> [About this task]
Retype exactly the lines from the one holding "What data populates" through the final line of the data, both included.
[Provided data Boundary: Start]
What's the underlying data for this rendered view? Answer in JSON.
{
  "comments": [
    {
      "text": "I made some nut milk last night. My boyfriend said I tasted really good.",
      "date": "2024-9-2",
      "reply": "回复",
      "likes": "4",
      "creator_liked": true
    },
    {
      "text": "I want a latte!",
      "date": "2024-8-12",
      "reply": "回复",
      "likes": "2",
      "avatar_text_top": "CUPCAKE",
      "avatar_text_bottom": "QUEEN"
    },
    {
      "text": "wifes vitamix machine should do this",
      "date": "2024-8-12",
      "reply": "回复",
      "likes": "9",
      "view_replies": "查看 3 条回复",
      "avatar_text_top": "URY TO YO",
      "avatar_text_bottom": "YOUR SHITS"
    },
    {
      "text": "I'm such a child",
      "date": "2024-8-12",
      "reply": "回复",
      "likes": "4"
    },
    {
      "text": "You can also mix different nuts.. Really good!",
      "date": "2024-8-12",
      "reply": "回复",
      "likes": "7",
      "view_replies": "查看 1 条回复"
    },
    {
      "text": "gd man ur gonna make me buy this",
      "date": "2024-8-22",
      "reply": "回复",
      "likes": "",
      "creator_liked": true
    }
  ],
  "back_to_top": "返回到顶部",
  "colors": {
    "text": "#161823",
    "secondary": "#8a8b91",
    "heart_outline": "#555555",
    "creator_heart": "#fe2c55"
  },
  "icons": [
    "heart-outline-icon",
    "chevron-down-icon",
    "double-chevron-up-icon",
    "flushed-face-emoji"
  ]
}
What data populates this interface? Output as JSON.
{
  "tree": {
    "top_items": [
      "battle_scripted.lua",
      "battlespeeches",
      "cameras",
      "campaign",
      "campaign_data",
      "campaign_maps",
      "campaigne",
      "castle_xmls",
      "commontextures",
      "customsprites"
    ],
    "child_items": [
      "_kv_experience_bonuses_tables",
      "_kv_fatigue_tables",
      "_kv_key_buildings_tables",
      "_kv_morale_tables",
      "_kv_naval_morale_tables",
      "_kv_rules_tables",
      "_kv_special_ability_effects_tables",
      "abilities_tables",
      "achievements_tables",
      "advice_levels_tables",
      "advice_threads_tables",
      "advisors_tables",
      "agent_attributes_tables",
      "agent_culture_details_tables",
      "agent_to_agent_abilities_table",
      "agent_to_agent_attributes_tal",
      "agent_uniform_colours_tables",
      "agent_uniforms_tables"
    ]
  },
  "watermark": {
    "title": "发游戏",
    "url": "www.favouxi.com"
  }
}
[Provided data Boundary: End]
> [Output for this exercise]
What data populates this interface? Output as JSON.
{
  "tree": {
    "top_items": [
      "battle_scripted.lua",
      "battlespeeches",
      "cameras",
      "campaign",
      "campaign_data",
      "campaign_maps",
      "campaigne",
      "castle_xmls",
      "commontextures",
      "customsprites"
    ],
    "child_items": [
      "_kv_experience_bonuses_tables",
      "_kv_fatigue_tables",
      "_kv_key_buildings_tables",
      "_kv_morale_tables",
      "_kv_naval_morale_tables",
      "_kv_rules_tables",
      "_kv_special_ability_effects_tables",
      "abilities_tables",
      "achievements_tables",
      "advice_levels_tables",
      "advice_threads_tables",
      "advisors_tables",
      "agent_attributes_tables",
      "agent_culture_details_tables",
      "agent_to_agent_abilities_table",
      "agent_to_agent_attributes_tal",
      "agent_uniform_colours_tables",
      "agent_uniforms_tables"
    ]
  },
  "watermark": {
    "title": "发游戏",
    "url": "www.favouxi.com"
  }
}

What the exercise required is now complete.